It’s like a relationship with any brother. You know, the physical aspect of it really doesn’t bother either one of us. You know, we butt heads, we’re brothers, we’re supposed to, you know, we’re supposed to bitch at each other. You know, but, we go sit there, we walk around, and, you know, walk around downtown, around by the house, we check out girls, you know, we eat, you know, lunch together or dinner, you know. Yeah, it’s like any other brother.
We like to watch football; we have friends over usually every Sunday to watch the football game. We try to get out to dinners. We have some friends who’ll occasionally go to a bar and ask us to go; we’ve gone a couple of times. It’s a little hard—it’s not hard for me, but I feel bad for Kelly because everybody’s standing in a bar, and he’s sitting, so he’s at a different level. But, you know, most of our friends will accommodate for that. If we go to a bar that has the high tables, they’ll make sure we have a couple that are lower, and people sit at that level, too. But, we still get out socially. We go to dinner with friends, and we do pretty much everything that we did before.

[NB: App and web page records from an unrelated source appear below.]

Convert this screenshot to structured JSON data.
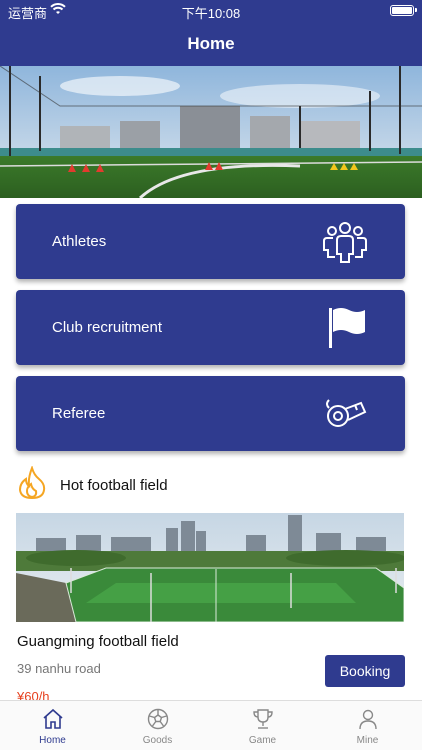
{
  "status_bar": {
    "carrier": "运营商",
    "time": "下午10:08"
  },
  "header": {
    "title": "Home"
  },
  "cards": [
    {
      "label": "Athletes",
      "icon": "people-group-icon"
    },
    {
      "label": "Club recruitment",
      "icon": "flag-icon"
    },
    {
      "label": "Referee",
      "icon": "whistle-icon"
    }
  ],
  "hot_section": {
    "title": "Hot football field",
    "icon": "fire-icon"
  },
  "field": {
    "name": "Guangming football field",
    "address": "39 nanhu road",
    "price": "¥60/h",
    "booking_label": "Booking"
  },
  "tabs": [
    {
      "label": "Home",
      "icon": "home-icon",
      "active": true
    },
    {
      "label": "Goods",
      "icon": "soccer-ball-icon",
      "active": false
    },
    {
      "label": "Game",
      "icon": "trophy-icon",
      "active": false
    },
    {
      "label": "Mine",
      "icon": "person-icon",
      "active": false
    }
  ],
  "colors": {
    "primary": "#2f3b8f",
    "price": "#e6411f",
    "fire": "#f5a623"
  }
}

Cook and our kitchen has been designed so that I can cook. Everything is at different levels; the stove is different and so everything allows me to cook as well as my wife. So, we cook, we enjoy antiques, and so we will go to auctions in different places, different things, and we read a lot, so we have lots of books. So, a lot of things are things that we can do. Fortunately, have traveled all over the world before the accident, and so we have those wonderful memories and pictures, but we still want to travel. So, we’re just now, it has been four years, and we’re just now beginning to get on planes, and fly within the United States and go to different places. But it’s a transition, and it’s a little scary when you fly with your chair, and hope that things work out well, and that your chair is still in one piece when you get to where you are going. But so far, we have been fortunate.
Right now, I’m dancer, and I was dancing maybe two or three times-a-week prior to my injury. So, I still go to a lot of the functions, we still have a lot of competitions and balls. So, I still participate, and people chair dance with me all the time, so it is kind of like the best thing. So, I get out and go to those events, me, and my girlfriends, once a month, we do dinner and a movie. My son takes me to the mall all the time, I’m like “I’m sick of the mall,” but that’s what he likes to do. So, I am starting to hang out now.
My sister and I have each taken a number of unbelievable trips with my mom. You know, my sister went with her to Bali, she and my mom and I went to Prague, we went to Africa, we've been to the UK, you know, we've done a lot of things. But, we went to Costa Rica.
Socially, I watch a lot games, so football, baseball, basketball. I go with my parents, I go with my friends. I go out to dinners, lunches, so I’m big with the food. I go to the bars, I socialize. Dating, it’s just on and off, it’s nothing crazy for me, but that’s more of a personal thing that anything else.
We cook out. We play cornhole. We go on our boat. We go camping. We hike. We play with the dogs. We’ve got three dogs, big dogs. We go to football games. We go to soccer games. We do everything. We lead a normal life.
My friends come around, we play cards together, we go to a casino; we sometimes go out to different events, sporting events. I have a club I belong to; I get out once a month to that usually. I go out to eat quite a bit. Well, I started a food company, so now I'm out; I go out and try to run a business. So you know, I just, my, I would say my, I would say my extracurricular activities are just not as numerous as they used to be, but I still do pretty well for myself.